◆ WORK INSTRUCTION: What lines of the material hold the string "JSON"? Pull each of them out.
:: EXCERPTED RECORDS ::
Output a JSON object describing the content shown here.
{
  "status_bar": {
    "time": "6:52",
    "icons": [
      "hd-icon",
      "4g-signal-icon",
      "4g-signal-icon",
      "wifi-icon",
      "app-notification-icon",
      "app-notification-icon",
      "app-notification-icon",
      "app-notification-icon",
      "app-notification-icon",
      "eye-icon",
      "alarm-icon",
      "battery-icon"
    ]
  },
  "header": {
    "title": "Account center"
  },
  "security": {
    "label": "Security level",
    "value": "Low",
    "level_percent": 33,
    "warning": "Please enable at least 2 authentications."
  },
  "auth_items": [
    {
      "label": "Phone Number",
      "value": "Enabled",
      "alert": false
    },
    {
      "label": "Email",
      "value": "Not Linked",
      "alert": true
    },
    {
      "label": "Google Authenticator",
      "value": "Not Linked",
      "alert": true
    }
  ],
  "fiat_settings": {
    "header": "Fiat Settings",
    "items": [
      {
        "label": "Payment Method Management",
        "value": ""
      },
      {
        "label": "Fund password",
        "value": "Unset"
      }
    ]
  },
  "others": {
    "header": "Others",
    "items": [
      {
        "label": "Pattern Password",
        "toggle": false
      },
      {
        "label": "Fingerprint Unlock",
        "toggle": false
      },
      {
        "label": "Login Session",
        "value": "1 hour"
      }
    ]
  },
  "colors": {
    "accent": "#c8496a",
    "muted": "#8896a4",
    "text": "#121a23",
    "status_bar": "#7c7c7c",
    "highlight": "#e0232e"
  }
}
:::
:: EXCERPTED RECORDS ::
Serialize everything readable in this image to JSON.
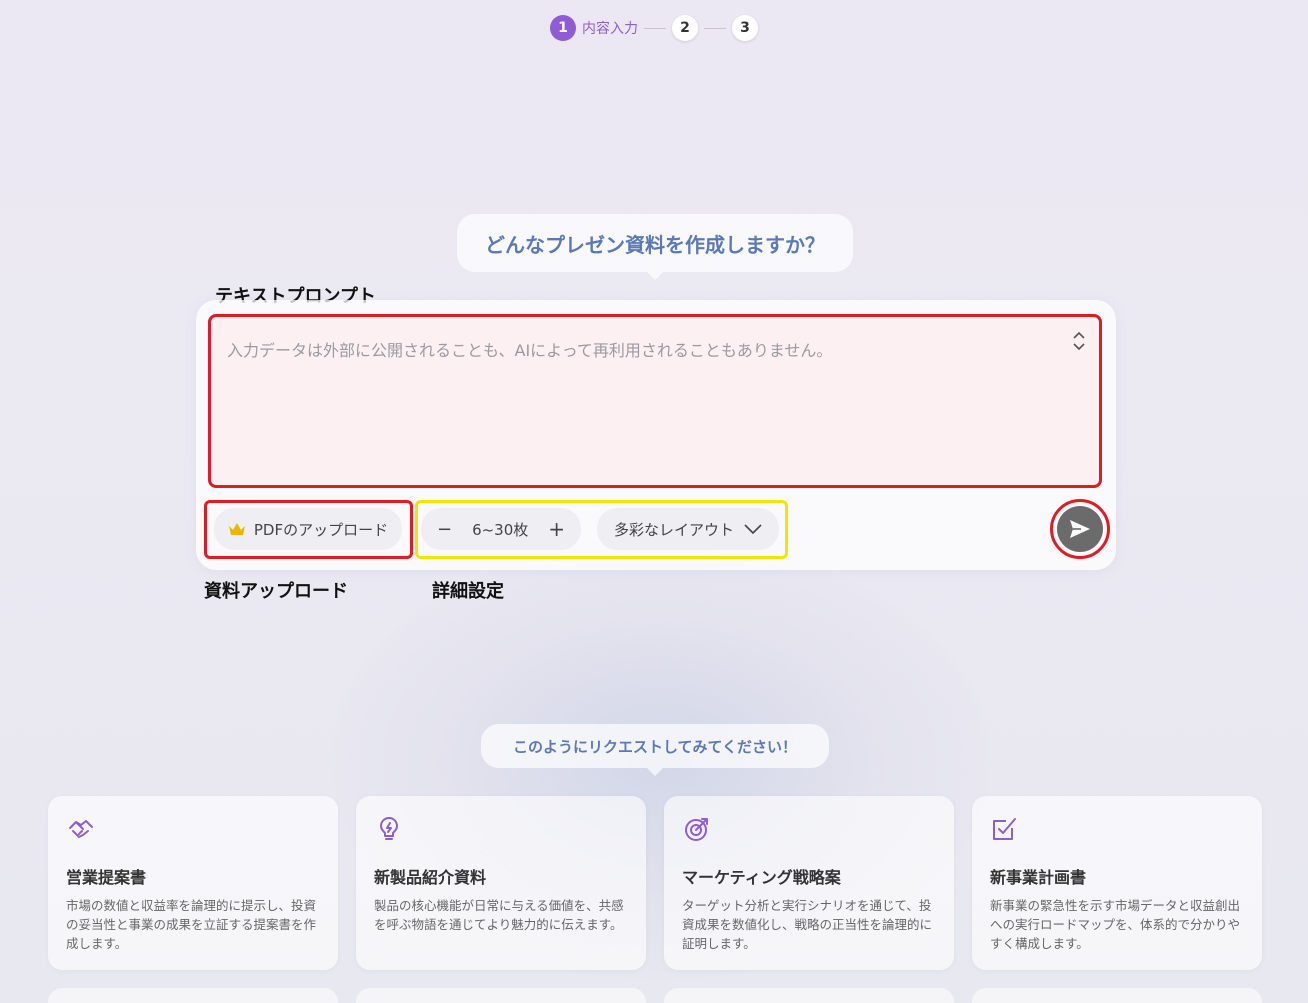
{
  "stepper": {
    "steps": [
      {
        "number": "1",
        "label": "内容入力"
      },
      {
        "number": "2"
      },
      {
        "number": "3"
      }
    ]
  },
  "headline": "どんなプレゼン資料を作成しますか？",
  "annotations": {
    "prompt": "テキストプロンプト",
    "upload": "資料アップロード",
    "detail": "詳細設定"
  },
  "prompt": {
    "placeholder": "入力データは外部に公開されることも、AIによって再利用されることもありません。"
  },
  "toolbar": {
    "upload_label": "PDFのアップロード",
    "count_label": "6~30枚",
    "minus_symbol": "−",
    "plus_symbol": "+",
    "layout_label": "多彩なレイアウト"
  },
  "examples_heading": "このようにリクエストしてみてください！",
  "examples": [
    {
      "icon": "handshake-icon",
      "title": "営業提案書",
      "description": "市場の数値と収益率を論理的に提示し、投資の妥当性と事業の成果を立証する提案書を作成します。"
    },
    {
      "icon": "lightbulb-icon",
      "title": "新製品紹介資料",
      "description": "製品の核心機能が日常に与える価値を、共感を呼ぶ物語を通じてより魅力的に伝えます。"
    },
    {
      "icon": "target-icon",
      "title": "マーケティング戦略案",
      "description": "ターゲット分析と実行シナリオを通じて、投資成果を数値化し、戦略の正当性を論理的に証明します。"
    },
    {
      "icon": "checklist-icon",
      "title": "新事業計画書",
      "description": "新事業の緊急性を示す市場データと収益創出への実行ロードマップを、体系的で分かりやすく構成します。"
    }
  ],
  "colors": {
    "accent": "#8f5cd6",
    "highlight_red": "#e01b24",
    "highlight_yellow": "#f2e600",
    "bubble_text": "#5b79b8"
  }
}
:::
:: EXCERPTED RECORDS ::
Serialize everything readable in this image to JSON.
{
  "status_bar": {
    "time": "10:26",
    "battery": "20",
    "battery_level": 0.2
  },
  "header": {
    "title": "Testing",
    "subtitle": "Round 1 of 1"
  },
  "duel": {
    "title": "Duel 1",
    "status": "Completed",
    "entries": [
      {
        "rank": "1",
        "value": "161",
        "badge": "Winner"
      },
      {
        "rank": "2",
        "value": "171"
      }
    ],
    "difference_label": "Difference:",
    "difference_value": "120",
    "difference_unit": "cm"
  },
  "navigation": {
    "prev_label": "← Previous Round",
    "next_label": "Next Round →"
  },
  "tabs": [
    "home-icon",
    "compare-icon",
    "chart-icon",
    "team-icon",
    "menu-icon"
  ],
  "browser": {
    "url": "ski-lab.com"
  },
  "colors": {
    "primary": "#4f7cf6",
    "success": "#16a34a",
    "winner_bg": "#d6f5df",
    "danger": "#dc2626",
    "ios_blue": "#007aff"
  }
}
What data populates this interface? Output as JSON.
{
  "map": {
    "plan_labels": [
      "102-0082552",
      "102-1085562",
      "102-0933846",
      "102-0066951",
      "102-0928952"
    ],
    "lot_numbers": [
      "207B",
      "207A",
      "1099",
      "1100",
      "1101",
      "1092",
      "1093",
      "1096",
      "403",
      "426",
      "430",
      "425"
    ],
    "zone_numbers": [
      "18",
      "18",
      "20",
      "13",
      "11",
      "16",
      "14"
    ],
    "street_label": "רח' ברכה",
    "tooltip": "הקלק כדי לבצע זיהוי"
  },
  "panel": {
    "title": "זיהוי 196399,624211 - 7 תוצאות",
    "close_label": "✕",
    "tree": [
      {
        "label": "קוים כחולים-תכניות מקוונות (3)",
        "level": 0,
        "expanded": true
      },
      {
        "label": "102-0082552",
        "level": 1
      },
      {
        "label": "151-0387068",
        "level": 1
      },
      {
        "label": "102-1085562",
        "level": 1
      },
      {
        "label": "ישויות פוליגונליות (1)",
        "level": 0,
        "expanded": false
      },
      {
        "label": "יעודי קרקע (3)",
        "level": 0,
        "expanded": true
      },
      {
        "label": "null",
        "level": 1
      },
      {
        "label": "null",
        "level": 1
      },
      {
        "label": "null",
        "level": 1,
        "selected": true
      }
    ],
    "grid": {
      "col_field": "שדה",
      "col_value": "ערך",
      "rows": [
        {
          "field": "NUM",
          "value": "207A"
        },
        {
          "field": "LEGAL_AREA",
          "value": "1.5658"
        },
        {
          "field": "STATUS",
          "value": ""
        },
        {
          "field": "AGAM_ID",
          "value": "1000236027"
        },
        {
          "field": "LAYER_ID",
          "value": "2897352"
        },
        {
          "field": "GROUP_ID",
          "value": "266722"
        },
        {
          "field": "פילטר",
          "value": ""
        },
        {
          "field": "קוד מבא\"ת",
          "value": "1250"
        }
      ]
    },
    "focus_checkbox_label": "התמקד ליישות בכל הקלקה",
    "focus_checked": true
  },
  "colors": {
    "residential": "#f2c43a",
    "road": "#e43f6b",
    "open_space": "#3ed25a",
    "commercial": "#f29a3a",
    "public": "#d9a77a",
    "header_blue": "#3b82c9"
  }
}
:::
◆ OUTPUT FOR THIS EXERCISE:
Output a JSON object describing the content shown here.
Serialize everything readable in this image to JSON.
Serialize everything readable in this image to JSON.
What data populates this interface? Output as JSON.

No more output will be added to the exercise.